TASK PROMPT
Set the entries down again exactly; none may be skipped.

ENTRIES SUPPLIED
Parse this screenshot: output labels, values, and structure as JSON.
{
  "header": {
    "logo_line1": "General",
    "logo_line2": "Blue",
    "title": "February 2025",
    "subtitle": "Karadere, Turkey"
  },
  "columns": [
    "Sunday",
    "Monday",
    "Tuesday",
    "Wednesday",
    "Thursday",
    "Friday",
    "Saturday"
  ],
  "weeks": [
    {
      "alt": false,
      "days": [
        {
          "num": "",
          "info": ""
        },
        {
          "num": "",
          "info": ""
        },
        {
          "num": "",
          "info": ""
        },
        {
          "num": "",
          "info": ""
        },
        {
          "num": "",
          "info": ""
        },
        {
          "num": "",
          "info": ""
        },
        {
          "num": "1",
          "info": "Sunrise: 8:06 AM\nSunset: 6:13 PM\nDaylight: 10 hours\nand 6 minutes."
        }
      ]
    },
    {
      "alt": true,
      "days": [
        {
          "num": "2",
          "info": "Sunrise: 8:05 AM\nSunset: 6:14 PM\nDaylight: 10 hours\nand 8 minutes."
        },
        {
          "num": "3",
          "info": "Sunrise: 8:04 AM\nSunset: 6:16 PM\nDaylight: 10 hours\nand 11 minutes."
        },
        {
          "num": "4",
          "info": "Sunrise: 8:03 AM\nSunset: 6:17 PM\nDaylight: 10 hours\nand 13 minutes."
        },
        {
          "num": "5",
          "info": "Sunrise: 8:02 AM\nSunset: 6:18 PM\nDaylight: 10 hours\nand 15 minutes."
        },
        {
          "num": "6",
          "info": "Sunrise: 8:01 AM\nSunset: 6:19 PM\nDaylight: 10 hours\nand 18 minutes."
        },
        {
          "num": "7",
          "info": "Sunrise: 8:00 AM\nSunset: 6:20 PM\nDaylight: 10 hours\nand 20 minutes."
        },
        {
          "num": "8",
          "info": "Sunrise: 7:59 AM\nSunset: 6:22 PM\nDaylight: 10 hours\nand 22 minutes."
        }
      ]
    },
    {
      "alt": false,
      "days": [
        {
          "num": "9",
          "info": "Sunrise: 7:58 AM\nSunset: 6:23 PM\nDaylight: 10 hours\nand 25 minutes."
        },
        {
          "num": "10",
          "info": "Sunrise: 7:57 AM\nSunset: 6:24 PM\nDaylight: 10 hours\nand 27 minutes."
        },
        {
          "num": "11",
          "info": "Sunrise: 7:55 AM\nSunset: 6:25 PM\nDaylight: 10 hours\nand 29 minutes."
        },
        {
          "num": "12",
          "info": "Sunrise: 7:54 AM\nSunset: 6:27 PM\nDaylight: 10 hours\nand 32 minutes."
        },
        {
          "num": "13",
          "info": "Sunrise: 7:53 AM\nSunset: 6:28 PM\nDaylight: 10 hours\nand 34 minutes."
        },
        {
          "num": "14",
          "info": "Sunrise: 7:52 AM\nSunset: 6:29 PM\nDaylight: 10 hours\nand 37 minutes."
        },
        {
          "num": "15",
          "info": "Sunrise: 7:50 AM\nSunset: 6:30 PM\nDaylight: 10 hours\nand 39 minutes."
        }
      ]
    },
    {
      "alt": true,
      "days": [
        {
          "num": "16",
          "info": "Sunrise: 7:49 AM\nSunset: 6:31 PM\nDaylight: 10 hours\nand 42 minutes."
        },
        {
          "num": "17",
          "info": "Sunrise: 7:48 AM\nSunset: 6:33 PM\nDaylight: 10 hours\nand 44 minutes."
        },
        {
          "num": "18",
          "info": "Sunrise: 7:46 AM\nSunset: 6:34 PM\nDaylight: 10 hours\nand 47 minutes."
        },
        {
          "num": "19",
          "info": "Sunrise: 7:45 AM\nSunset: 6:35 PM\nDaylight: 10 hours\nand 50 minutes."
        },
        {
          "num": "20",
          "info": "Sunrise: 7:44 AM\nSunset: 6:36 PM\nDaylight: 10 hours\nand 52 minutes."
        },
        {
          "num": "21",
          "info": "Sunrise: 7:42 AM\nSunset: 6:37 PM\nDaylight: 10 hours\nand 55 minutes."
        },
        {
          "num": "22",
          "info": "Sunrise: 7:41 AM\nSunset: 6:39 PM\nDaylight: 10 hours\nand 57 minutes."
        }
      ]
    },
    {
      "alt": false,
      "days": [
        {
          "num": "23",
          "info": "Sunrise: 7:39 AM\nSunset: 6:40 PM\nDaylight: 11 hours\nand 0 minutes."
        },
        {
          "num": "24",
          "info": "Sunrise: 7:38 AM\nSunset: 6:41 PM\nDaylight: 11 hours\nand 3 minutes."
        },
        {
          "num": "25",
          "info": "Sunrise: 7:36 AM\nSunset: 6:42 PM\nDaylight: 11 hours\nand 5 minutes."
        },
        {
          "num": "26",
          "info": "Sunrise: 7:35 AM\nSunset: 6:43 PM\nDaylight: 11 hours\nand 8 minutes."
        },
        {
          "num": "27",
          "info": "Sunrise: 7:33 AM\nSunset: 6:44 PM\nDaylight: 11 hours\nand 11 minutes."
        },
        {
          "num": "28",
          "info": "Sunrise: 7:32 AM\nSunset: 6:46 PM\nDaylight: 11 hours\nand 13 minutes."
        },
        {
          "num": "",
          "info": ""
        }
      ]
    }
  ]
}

RESULT FOR THIS EXERCISE
Parse this screenshot: output labels, values, and structure as JSON.
{
  "header": {
    "logo_line1": "General",
    "logo_line2": "Blue",
    "title": "February 2025",
    "subtitle": "Karadere, Turkey"
  },
  "columns": [
    "Sunday",
    "Monday",
    "Tuesday",
    "Wednesday",
    "Thursday",
    "Friday",
    "Saturday"
  ],
  "weeks": [
    {
      "alt": false,
      "days": [
        {
          "num": "",
          "info": ""
        },
        {
          "num": "",
          "info": ""
        },
        {
          "num": "",
          "info": ""
        },
        {
          "num": "",
          "info": ""
        },
        {
          "num": "",
          "info": ""
        },
        {
          "num": "",
          "info": ""
        },
        {
          "num": "1",
          "info": "Sunrise: 8:06 AM\nSunset: 6:13 PM\nDaylight: 10 hours\nand 6 minutes."
        }
      ]
    },
    {
      "alt": true,
      "days": [
        {
          "num": "2",
          "info": "Sunrise: 8:05 AM\nSunset: 6:14 PM\nDaylight: 10 hours\nand 8 minutes."
        },
        {
          "num": "3",
          "info": "Sunrise: 8:04 AM\nSunset: 6:16 PM\nDaylight: 10 hours\nand 11 minutes."
        },
        {
          "num": "4",
          "info": "Sunrise: 8:03 AM\nSunset: 6:17 PM\nDaylight: 10 hours\nand 13 minutes."
        },
        {
          "num": "5",
          "info": "Sunrise: 8:02 AM\nSunset: 6:18 PM\nDaylight: 10 hours\nand 15 minutes."
        },
        {
          "num": "6",
          "info": "Sunrise: 8:01 AM\nSunset: 6:19 PM\nDaylight: 10 hours\nand 18 minutes."
        },
        {
          "num": "7",
          "info": "Sunrise: 8:00 AM\nSunset: 6:20 PM\nDaylight: 10 hours\nand 20 minutes."
        },
        {
          "num": "8",
          "info": "Sunrise: 7:59 AM\nSunset: 6:22 PM\nDaylight: 10 hours\nand 22 minutes."
        }
      ]
    },
    {
      "alt": false,
      "days": [
        {
          "num": "9",
          "info": "Sunrise: 7:58 AM\nSunset: 6:23 PM\nDaylight: 10 hours\nand 25 minutes."
        },
        {
          "num": "10",
          "info": "Sunrise: 7:57 AM\nSunset: 6:24 PM\nDaylight: 10 hours\nand 27 minutes."
        },
        {
          "num": "11",
          "info": "Sunrise: 7:55 AM\nSunset: 6:25 PM\nDaylight: 10 hours\nand 29 minutes."
        },
        {
          "num": "12",
          "info": "Sunrise: 7:54 AM\nSunset: 6:27 PM\nDaylight: 10 hours\nand 32 minutes."
        },
        {
          "num": "13",
          "info": "Sunrise: 7:53 AM\nSunset: 6:28 PM\nDaylight: 10 hours\nand 34 minutes."
        },
        {
          "num": "14",
          "info": "Sunrise: 7:52 AM\nSunset: 6:29 PM\nDaylight: 10 hours\nand 37 minutes."
        },
        {
          "num": "15",
          "info": "Sunrise: 7:50 AM\nSunset: 6:30 PM\nDaylight: 10 hours\nand 39 minutes."
        }
      ]
    },
    {
      "alt": true,
      "days": [
        {
          "num": "16",
          "info": "Sunrise: 7:49 AM\nSunset: 6:31 PM\nDaylight: 10 hours\nand 42 minutes."
        },
        {
          "num": "17",
          "info": "Sunrise: 7:48 AM\nSunset: 6:33 PM\nDaylight: 10 hours\nand 44 minutes."
        },
        {
          "num": "18",
          "info": "Sunrise: 7:46 AM\nSunset: 6:34 PM\nDaylight: 10 hours\nand 47 minutes."
        },
        {
          "num": "19",
          "info": "Sunrise: 7:45 AM\nSunset: 6:35 PM\nDaylight: 10 hours\nand 50 minutes."
        },
        {
          "num": "20",
          "info": "Sunrise: 7:44 AM\nSunset: 6:36 PM\nDaylight: 10 hours\nand 52 minutes."
        },
        {
          "num": "21",
          "info": "Sunrise: 7:42 AM\nSunset: 6:37 PM\nDaylight: 10 hours\nand 55 minutes."
        },
        {
          "num": "22",
          "info": "Sunrise: 7:41 AM\nSunset: 6:39 PM\nDaylight: 10 hours\nand 57 minutes."
        }
      ]
    },
    {
      "alt": false,
      "days": [
        {
          "num": "23",
          "info": "Sunrise: 7:39 AM\nSunset: 6:40 PM\nDaylight: 11 hours\nand 0 minutes."
        },
        {
          "num": "24",
          "info": "Sunrise: 7:38 AM\nSunset: 6:41 PM\nDaylight: 11 hours\nand 3 minutes."
        },
        {
          "num": "25",
          "info": "Sunrise: 7:36 AM\nSunset: 6:42 PM\nDaylight: 11 hours\nand 5 minutes."
        },
        {
          "num": "26",
          "info": "Sunrise: 7:35 AM\nSunset: 6:43 PM\nDaylight: 11 hours\nand 8 minutes."
        },
        {
          "num": "27",
          "info": "Sunrise: 7:33 AM\nSunset: 6:44 PM\nDaylight: 11 hours\nand 11 minutes."
        },
        {
          "num": "28",
          "info": "Sunrise: 7:32 AM\nSunset: 6:46 PM\nDaylight: 11 hours\nand 13 minutes."
        },
        {
          "num": "",
          "info": ""
        }
      ]
    }
  ]
}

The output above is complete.